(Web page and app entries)
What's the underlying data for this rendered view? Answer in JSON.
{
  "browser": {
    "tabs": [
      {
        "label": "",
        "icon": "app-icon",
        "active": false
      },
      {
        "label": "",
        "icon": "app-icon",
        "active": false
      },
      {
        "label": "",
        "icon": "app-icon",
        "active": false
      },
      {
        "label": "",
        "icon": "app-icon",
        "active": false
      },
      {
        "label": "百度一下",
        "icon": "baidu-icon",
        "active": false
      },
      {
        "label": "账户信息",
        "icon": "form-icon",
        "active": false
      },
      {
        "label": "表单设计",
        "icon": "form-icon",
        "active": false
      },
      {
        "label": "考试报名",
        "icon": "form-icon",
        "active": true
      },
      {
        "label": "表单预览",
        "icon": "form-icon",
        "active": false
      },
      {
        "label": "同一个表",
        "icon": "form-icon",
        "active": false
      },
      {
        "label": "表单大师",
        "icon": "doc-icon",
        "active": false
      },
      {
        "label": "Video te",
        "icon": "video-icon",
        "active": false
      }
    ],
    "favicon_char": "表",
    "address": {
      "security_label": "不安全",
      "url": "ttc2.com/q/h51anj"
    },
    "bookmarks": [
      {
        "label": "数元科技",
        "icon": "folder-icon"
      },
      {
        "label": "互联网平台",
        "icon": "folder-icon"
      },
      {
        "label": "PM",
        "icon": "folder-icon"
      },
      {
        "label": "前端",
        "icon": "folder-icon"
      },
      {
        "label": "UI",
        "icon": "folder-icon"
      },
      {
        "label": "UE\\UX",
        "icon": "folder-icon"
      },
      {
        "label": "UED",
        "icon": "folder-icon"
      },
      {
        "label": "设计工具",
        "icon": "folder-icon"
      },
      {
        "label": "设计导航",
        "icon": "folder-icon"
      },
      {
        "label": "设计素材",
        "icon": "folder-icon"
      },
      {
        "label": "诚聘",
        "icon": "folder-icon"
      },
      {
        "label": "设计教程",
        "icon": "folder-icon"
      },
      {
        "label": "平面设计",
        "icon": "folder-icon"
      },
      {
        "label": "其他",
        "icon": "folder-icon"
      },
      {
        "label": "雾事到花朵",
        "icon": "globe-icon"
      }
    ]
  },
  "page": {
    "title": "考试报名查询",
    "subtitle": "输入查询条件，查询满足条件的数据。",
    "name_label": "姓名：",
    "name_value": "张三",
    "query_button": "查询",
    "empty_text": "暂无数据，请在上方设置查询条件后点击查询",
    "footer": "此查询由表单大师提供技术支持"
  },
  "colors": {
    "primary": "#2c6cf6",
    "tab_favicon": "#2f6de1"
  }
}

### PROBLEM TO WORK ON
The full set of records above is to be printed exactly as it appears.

### SOLUTION FOR THIS EXERCISE
What's the underlying data for this rendered view? Answer in JSON.
{
  "browser": {
    "tabs": [
      {
        "label": "",
        "icon": "app-icon",
        "active": false
      },
      {
        "label": "",
        "icon": "app-icon",
        "active": false
      },
      {
        "label": "",
        "icon": "app-icon",
        "active": false
      },
      {
        "label": "",
        "icon": "app-icon",
        "active": false
      },
      {
        "label": "百度一下",
        "icon": "baidu-icon",
        "active": false
      },
      {
        "label": "账户信息",
        "icon": "form-icon",
        "active": false
      },
      {
        "label": "表单设计",
        "icon": "form-icon",
        "active": false
      },
      {
        "label": "考试报名",
        "icon": "form-icon",
        "active": true
      },
      {
        "label": "表单预览",
        "icon": "form-icon",
        "active": false
      },
      {
        "label": "同一个表",
        "icon": "form-icon",
        "active": false
      },
      {
        "label": "表单大师",
        "icon": "doc-icon",
        "active": false
      },
      {
        "label": "Video te",
        "icon": "video-icon",
        "active": false
      }
    ],
    "favicon_char": "表",
    "address": {
      "security_label": "不安全",
      "url": "ttc2.com/q/h51anj"
    },
    "bookmarks": [
      {
        "label": "数元科技",
        "icon": "folder-icon"
      },
      {
        "label": "互联网平台",
        "icon": "folder-icon"
      },
      {
        "label": "PM",
        "icon": "folder-icon"
      },
      {
        "label": "前端",
        "icon": "folder-icon"
      },
      {
        "label": "UI",
        "icon": "folder-icon"
      },
      {
        "label": "UE\\UX",
        "icon": "folder-icon"
      },
      {
        "label": "UED",
        "icon": "folder-icon"
      },
      {
        "label": "设计工具",
        "icon": "folder-icon"
      },
      {
        "label": "设计导航",
        "icon": "folder-icon"
      },
      {
        "label": "设计素材",
        "icon": "folder-icon"
      },
      {
        "label": "诚聘",
        "icon": "folder-icon"
      },
      {
        "label": "设计教程",
        "icon": "folder-icon"
      },
      {
        "label": "平面设计",
        "icon": "folder-icon"
      },
      {
        "label": "其他",
        "icon": "folder-icon"
      },
      {
        "label": "雾事到花朵",
        "icon": "globe-icon"
      }
    ]
  },
  "page": {
    "title": "考试报名查询",
    "subtitle": "输入查询条件，查询满足条件的数据。",
    "name_label": "姓名：",
    "name_value": "张三",
    "query_button": "查询",
    "empty_text": "暂无数据，请在上方设置查询条件后点击查询",
    "footer": "此查询由表单大师提供技术支持"
  },
  "colors": {
    "primary": "#2c6cf6",
    "tab_favicon": "#2f6de1"
  }
}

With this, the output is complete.